REQUIRED ACTION:
Could you copy out every line of the data where the word "expanded" occurs?

»»

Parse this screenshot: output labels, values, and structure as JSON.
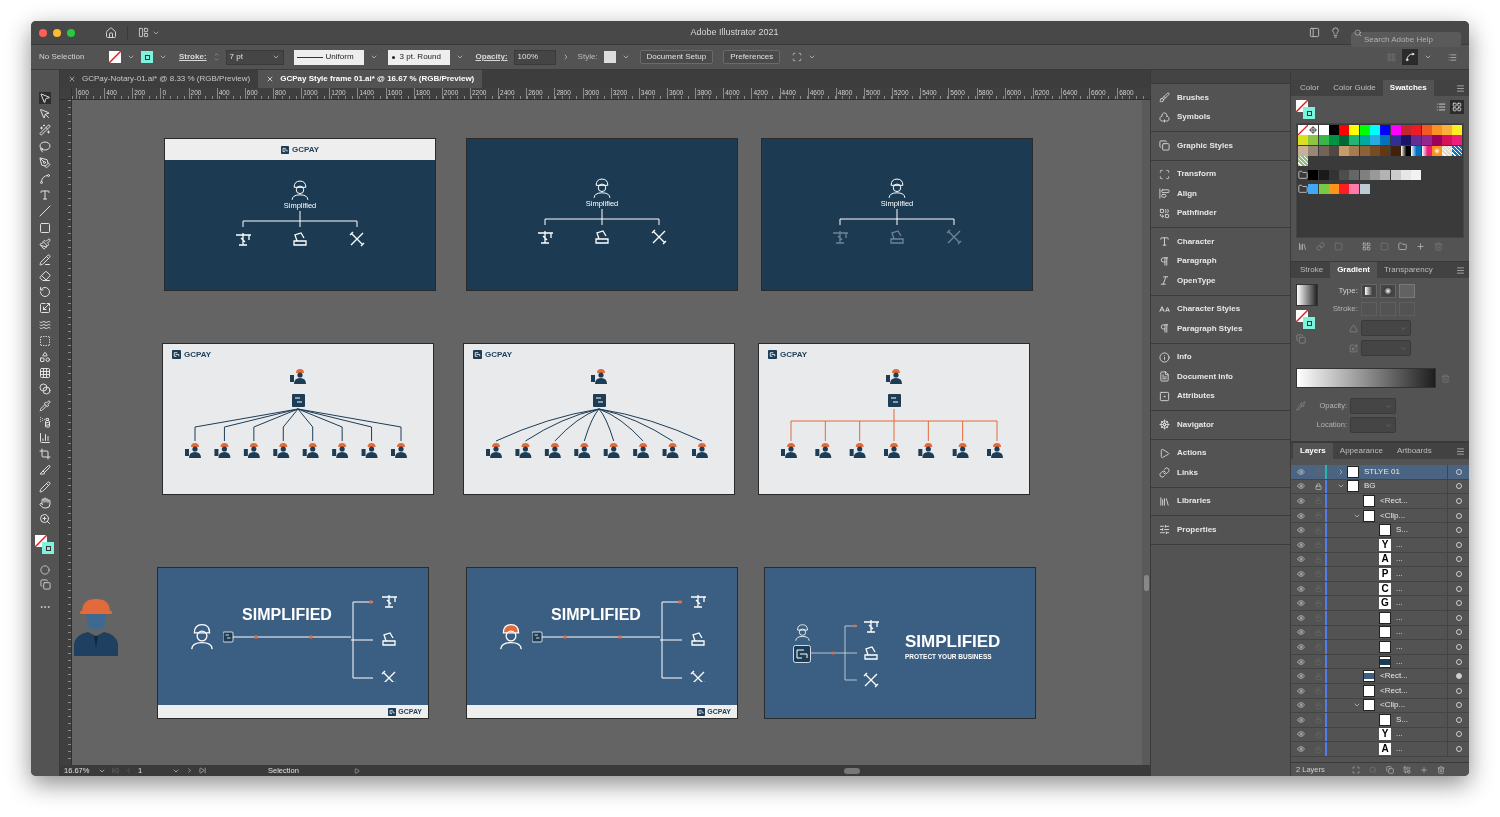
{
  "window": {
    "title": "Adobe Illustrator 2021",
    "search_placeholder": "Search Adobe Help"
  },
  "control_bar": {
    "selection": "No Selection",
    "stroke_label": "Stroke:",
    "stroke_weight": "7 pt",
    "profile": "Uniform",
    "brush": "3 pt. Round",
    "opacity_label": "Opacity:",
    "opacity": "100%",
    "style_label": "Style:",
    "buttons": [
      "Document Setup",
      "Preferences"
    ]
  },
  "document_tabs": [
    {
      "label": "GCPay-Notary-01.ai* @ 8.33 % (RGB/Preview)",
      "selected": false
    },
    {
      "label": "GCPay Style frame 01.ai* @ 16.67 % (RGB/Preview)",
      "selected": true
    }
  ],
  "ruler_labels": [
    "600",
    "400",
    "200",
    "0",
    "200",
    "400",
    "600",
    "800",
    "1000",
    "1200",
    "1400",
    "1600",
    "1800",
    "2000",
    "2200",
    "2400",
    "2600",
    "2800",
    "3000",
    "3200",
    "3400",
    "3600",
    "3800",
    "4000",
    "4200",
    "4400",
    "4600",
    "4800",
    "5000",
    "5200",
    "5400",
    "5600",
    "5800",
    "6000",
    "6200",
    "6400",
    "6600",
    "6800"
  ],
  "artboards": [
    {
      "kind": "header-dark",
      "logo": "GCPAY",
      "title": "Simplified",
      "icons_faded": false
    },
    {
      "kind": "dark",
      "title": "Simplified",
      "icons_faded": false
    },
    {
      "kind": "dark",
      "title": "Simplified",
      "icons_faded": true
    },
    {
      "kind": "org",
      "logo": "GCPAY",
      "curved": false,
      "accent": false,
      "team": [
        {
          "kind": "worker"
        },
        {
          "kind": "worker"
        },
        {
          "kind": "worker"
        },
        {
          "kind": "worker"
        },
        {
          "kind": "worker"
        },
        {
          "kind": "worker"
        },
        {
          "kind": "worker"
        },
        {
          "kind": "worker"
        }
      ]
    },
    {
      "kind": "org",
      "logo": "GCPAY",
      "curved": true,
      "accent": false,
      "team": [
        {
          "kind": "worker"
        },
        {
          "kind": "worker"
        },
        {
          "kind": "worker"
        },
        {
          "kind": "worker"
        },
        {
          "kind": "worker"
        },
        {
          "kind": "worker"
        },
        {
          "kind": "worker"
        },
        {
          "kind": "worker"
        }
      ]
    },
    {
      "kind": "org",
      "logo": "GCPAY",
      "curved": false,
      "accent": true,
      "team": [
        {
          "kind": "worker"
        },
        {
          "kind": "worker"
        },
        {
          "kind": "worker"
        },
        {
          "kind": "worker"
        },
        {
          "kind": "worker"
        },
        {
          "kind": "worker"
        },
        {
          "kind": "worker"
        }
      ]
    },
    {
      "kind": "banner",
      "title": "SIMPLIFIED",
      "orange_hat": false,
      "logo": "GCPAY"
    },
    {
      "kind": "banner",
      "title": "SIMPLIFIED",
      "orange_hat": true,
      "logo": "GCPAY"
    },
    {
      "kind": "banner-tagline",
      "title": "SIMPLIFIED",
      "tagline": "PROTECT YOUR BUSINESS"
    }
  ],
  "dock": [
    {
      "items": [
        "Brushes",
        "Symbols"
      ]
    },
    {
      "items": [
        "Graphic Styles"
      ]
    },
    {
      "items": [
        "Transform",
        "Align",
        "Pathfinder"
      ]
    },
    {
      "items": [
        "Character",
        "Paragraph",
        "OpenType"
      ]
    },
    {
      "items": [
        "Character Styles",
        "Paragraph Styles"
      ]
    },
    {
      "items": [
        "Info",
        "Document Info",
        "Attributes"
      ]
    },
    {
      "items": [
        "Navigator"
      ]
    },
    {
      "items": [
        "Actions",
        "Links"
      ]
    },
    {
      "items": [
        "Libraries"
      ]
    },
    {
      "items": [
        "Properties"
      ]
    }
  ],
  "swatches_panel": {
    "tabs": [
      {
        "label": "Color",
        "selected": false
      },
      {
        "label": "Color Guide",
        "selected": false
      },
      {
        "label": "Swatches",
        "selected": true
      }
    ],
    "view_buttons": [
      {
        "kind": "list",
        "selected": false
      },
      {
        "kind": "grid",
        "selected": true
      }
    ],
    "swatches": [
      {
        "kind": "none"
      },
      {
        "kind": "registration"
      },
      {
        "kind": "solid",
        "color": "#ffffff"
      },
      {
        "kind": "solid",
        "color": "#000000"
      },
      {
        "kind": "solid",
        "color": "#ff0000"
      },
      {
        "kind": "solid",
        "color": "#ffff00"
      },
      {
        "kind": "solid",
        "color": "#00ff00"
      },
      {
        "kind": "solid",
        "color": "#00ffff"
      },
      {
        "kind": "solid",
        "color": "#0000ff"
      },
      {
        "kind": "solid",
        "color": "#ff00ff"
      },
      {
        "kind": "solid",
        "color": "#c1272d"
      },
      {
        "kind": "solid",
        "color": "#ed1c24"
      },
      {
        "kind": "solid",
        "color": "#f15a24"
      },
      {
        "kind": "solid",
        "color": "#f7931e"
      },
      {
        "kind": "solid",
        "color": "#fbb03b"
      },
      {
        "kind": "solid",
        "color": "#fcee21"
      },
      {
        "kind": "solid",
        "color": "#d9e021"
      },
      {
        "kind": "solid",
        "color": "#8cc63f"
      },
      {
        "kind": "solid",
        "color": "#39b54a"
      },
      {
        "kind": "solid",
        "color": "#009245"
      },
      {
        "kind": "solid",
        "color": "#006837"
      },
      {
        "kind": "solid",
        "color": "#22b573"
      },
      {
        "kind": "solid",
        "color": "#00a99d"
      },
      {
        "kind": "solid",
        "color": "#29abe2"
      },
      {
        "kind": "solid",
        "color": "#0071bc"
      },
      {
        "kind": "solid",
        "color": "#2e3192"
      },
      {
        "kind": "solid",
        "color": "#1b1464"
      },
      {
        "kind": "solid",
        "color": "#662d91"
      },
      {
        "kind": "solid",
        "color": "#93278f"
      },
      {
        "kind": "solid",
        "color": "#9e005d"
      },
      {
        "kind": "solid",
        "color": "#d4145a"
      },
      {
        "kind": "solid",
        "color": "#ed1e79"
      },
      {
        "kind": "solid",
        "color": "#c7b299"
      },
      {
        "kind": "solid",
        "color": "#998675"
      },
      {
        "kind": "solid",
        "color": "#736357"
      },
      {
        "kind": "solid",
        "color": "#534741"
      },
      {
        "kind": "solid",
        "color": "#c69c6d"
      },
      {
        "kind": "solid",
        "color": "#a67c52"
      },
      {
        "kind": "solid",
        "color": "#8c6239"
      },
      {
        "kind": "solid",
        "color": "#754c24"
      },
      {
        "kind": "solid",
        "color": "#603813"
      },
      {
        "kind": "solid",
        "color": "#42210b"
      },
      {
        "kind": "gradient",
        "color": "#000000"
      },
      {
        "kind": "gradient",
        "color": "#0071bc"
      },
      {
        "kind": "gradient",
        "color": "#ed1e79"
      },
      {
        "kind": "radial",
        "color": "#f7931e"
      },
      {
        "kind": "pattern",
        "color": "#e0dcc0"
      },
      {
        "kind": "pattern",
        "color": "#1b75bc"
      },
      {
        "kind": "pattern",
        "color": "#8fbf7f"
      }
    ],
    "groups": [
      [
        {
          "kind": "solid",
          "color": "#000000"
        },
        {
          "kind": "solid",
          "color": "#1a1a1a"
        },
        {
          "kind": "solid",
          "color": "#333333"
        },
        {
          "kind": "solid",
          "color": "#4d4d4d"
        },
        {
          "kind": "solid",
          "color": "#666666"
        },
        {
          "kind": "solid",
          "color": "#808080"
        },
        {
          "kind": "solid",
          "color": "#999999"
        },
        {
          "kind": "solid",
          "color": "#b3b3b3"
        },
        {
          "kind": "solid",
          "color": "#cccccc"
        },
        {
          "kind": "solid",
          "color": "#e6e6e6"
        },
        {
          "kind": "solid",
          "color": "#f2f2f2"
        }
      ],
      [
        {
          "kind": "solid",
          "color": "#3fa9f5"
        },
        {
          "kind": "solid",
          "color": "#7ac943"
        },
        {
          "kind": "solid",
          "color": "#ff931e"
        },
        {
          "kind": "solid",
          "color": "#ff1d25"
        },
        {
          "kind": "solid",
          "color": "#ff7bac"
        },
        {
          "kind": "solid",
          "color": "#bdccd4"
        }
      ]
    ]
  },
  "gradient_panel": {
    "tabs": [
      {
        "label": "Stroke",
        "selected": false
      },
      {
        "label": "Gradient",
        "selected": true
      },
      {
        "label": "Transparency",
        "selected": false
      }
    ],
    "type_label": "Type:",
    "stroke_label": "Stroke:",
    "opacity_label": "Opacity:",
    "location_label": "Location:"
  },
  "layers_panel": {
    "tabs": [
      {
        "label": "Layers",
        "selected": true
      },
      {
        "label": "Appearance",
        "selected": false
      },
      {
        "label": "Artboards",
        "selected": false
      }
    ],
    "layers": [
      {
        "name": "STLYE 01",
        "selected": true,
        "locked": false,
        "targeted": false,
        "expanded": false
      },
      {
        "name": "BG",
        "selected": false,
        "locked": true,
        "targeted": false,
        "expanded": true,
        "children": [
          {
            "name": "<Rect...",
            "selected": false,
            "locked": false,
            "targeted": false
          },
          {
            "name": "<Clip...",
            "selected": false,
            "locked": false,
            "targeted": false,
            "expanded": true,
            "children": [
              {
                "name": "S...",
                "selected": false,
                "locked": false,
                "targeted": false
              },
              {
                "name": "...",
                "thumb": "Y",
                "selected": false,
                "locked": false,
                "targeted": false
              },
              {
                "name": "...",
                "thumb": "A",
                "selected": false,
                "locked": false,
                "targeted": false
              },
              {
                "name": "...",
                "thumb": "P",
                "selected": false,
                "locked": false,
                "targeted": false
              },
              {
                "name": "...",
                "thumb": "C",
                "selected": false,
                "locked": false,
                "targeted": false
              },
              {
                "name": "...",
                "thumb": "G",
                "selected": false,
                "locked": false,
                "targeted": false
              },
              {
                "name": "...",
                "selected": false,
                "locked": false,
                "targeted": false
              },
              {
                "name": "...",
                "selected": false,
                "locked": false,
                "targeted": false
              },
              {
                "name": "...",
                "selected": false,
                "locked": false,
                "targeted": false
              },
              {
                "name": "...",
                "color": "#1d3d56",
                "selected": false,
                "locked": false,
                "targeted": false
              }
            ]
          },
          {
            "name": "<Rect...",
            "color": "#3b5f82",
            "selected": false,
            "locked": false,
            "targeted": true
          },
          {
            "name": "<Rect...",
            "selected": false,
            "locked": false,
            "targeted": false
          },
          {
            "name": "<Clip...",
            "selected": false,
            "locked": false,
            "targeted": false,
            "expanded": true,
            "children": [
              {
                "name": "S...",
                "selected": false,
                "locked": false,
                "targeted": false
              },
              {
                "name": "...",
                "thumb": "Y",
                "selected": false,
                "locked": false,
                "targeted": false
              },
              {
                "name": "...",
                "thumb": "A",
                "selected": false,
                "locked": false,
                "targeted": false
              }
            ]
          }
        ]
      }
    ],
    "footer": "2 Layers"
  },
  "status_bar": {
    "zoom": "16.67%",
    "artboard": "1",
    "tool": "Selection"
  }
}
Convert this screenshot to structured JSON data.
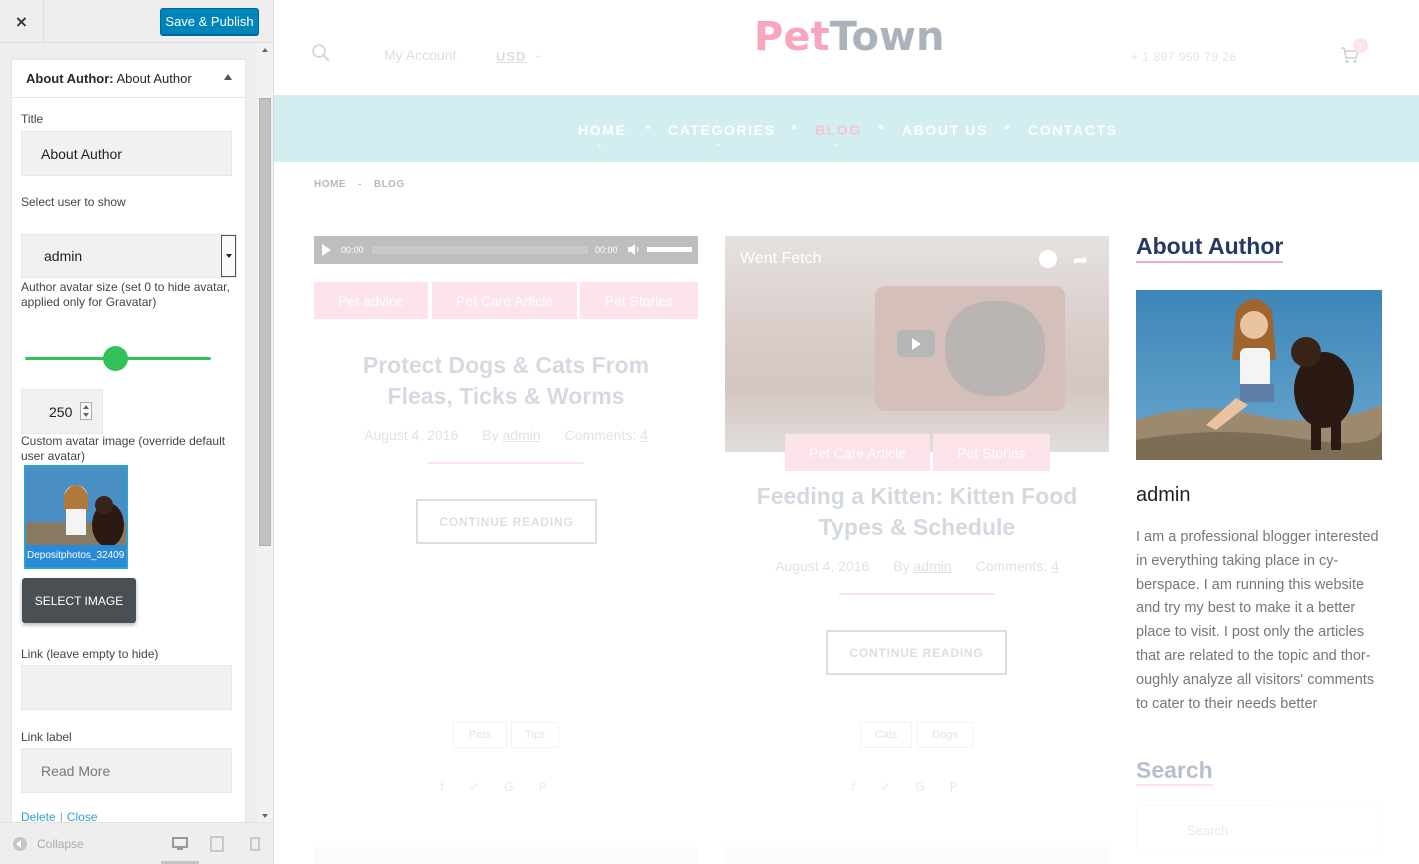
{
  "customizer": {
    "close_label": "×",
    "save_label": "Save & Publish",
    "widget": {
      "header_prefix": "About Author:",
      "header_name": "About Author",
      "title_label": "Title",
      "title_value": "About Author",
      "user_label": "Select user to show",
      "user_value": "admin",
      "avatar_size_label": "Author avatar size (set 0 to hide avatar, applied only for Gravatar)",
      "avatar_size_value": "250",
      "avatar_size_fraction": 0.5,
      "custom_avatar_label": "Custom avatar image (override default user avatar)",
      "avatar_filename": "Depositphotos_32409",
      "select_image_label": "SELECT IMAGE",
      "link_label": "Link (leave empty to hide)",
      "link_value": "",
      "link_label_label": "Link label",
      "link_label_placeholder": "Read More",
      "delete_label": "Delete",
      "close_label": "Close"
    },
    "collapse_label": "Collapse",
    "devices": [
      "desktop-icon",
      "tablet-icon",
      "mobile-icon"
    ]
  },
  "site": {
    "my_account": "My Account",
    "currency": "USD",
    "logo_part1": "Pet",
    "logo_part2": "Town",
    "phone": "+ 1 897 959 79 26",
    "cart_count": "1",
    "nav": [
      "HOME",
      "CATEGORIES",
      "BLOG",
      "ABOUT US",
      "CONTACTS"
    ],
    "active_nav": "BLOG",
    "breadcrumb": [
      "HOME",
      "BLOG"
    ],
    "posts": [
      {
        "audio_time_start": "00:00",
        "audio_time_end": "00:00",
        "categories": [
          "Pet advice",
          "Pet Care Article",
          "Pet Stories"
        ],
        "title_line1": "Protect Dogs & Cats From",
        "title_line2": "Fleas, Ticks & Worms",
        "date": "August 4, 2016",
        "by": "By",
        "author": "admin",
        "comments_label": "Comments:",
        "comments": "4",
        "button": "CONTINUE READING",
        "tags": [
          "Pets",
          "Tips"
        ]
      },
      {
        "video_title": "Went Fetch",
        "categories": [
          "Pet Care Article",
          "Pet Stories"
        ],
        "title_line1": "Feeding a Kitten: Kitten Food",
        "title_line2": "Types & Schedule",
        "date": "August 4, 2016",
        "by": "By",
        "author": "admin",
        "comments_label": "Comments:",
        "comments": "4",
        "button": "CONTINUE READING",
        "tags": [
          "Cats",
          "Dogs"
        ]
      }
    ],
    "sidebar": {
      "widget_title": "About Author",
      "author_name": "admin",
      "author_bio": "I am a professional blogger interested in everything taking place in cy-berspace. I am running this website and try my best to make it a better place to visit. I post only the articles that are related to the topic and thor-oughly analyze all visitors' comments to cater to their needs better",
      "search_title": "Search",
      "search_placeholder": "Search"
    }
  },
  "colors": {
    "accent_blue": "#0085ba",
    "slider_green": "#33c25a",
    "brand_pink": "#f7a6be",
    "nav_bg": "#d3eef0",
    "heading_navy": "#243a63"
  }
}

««

EXERCISE ANSWER:
        "expanded": false
        "expanded": true,
            "expanded": true,
            "expanded": true,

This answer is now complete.